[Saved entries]
◆ ◆ ◆

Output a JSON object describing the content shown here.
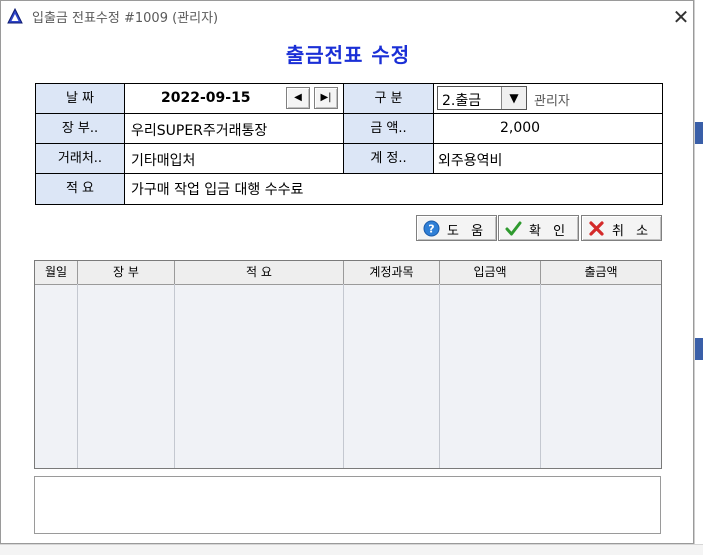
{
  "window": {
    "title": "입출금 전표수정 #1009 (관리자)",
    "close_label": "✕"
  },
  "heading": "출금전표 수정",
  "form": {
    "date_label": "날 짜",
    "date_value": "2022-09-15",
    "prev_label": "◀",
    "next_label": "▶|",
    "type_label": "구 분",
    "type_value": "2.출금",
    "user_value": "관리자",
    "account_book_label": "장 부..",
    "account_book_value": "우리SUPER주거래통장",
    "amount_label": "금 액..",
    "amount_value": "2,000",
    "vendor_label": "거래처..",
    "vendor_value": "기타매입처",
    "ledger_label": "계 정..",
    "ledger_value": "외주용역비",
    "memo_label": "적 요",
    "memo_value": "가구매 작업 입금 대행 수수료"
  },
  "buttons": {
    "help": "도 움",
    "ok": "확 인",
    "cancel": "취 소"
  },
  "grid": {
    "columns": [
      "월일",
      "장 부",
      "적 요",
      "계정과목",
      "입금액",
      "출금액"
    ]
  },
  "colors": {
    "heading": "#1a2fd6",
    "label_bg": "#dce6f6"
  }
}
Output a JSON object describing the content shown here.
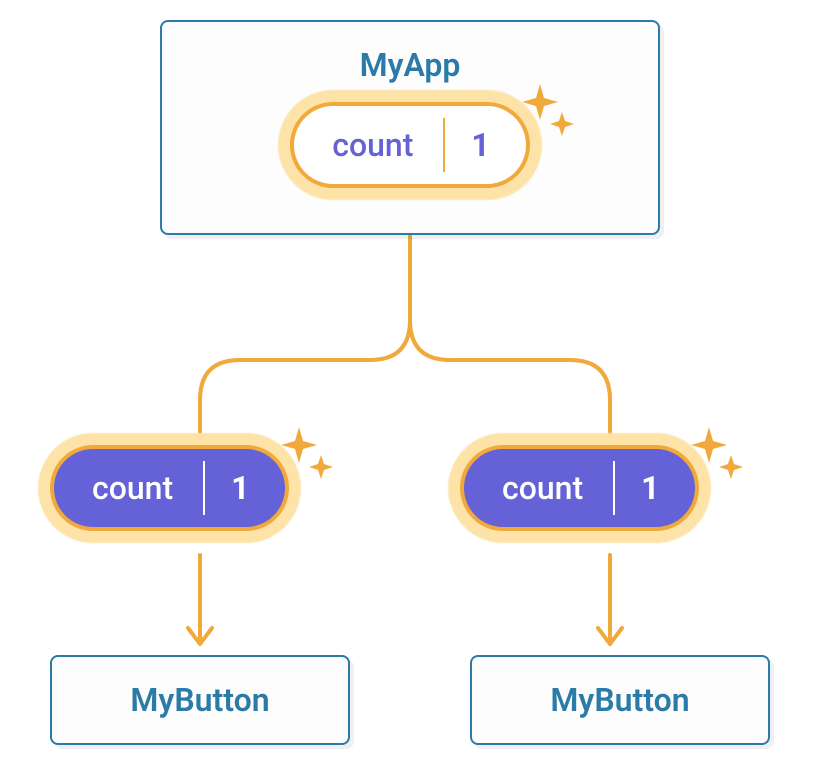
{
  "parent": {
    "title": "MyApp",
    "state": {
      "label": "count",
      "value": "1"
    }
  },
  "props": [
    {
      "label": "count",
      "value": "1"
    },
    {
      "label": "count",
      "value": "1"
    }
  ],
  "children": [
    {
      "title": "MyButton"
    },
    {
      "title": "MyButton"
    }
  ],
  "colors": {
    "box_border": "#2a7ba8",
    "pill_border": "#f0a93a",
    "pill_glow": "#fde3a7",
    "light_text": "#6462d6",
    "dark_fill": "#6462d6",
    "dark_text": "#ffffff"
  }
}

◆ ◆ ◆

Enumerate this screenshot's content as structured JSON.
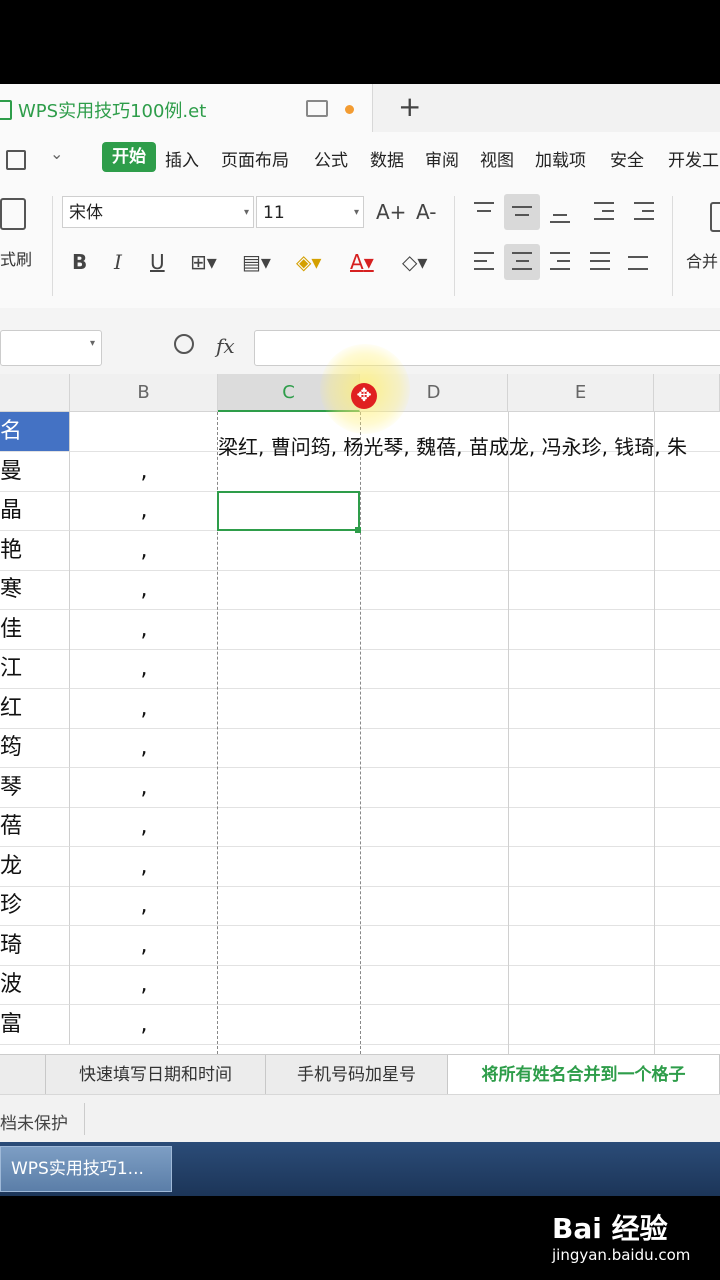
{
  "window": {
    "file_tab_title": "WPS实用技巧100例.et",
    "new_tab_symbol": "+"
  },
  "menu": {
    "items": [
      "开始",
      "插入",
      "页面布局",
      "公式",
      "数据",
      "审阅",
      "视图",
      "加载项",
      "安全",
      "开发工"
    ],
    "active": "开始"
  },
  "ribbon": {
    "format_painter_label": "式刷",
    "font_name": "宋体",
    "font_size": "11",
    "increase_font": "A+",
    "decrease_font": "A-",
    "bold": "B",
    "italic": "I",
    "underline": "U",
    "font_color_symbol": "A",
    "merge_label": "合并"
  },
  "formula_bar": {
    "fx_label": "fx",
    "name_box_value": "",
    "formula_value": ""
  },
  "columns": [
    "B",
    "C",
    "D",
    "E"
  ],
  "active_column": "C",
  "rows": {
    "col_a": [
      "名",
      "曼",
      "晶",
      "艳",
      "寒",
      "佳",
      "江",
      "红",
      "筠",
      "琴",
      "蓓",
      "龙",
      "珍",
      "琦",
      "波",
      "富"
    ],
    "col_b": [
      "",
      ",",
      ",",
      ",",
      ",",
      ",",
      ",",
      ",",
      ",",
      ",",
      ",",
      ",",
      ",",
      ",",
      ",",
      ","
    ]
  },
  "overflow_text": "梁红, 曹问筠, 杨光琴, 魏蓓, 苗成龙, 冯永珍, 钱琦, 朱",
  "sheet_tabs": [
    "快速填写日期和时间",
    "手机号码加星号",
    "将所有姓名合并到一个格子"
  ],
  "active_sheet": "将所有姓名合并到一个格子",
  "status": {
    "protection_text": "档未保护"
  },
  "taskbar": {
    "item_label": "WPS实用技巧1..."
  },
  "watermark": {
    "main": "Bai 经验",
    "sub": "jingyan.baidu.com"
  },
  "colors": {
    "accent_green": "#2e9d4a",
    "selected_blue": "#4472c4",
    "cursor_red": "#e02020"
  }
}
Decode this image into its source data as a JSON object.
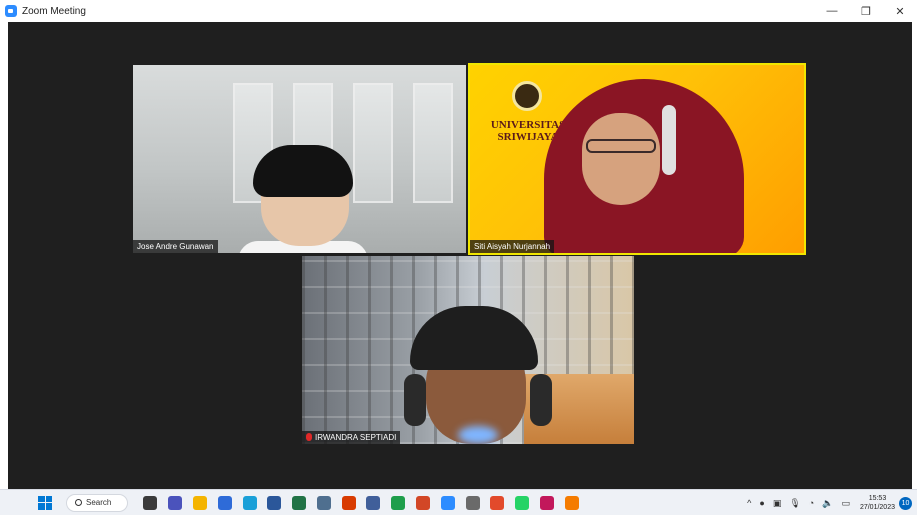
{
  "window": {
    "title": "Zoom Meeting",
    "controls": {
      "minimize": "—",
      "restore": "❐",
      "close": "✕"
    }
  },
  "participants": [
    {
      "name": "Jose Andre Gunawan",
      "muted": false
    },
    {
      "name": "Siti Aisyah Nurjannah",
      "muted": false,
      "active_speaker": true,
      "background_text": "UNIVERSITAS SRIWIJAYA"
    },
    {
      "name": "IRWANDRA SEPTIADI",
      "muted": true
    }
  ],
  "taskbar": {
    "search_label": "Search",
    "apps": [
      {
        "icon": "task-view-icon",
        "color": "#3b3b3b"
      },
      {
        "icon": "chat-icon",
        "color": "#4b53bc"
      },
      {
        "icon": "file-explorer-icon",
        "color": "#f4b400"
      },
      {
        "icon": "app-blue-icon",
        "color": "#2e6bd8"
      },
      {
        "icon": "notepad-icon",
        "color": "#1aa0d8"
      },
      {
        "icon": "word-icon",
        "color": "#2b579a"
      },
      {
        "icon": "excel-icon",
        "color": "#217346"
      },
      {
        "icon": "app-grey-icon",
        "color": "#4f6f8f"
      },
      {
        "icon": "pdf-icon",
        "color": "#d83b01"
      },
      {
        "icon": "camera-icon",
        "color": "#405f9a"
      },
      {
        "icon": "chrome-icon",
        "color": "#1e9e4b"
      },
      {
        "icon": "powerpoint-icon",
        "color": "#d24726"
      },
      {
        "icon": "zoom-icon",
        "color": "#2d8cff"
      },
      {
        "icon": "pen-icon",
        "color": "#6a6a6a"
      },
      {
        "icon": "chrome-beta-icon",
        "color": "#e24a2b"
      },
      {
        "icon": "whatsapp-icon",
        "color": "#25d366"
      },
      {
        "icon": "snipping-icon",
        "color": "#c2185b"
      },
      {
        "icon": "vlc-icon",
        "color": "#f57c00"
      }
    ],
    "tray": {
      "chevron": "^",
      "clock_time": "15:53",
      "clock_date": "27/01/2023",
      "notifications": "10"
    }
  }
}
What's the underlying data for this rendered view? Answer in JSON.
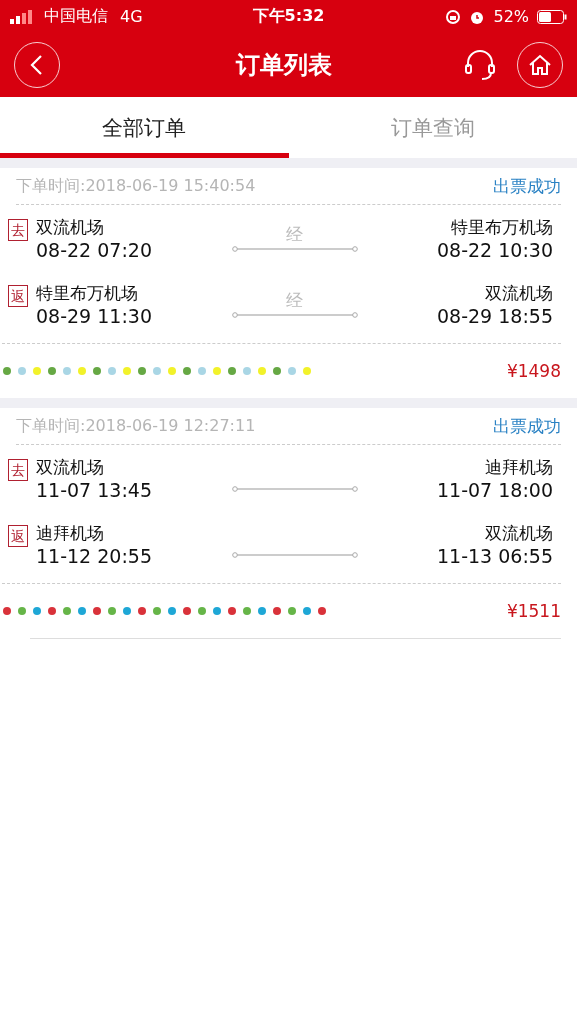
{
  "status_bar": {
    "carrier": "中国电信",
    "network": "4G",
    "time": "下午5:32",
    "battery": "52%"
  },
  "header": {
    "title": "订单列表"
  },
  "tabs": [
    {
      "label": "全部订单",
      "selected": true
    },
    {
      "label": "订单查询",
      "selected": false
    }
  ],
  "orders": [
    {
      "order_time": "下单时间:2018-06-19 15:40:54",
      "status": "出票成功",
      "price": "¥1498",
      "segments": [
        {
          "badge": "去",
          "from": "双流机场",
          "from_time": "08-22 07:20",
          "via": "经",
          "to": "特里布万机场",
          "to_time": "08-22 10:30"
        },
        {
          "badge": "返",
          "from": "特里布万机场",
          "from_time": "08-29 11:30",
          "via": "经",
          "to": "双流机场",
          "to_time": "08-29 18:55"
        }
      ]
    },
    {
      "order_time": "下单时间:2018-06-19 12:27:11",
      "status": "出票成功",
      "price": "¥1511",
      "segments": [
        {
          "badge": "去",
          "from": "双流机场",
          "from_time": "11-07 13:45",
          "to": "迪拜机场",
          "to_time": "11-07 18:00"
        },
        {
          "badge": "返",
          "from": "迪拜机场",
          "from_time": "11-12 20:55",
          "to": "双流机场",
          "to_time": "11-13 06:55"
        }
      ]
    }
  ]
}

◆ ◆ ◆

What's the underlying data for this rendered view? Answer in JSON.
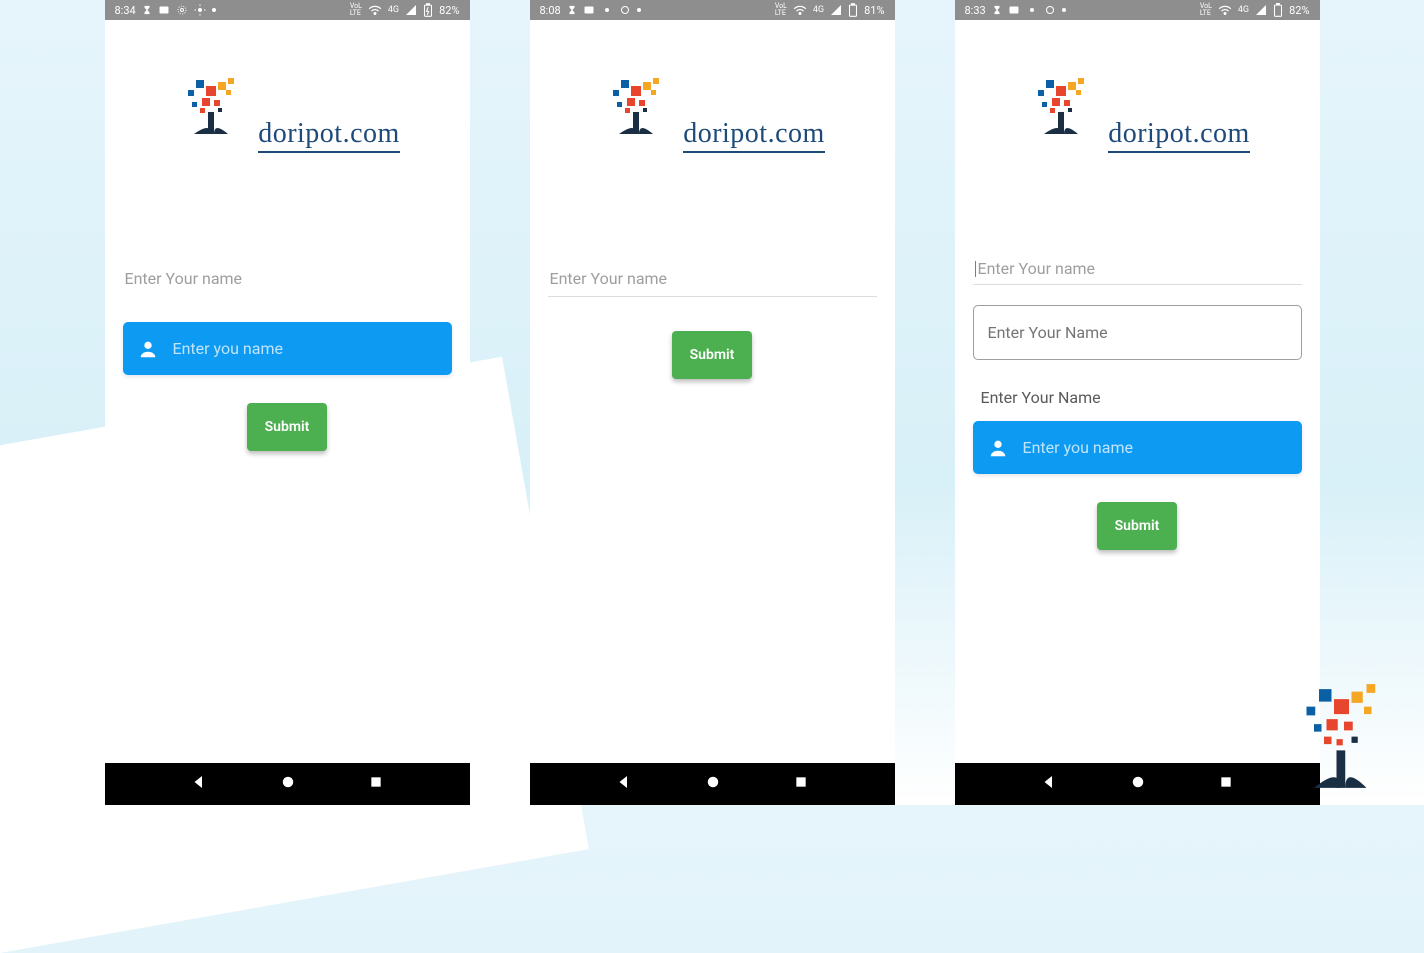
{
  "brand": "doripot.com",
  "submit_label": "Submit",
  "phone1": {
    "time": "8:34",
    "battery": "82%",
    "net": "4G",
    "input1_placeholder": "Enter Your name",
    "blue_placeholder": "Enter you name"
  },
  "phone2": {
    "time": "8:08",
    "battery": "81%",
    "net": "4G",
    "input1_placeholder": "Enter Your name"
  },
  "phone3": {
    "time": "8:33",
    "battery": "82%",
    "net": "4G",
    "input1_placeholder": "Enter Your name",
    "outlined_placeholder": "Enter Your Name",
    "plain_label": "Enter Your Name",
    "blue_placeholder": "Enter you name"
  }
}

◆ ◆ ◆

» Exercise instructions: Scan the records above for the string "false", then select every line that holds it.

» Answer for this exercise:
      "muted": false
      "muted": false,
      "selected": false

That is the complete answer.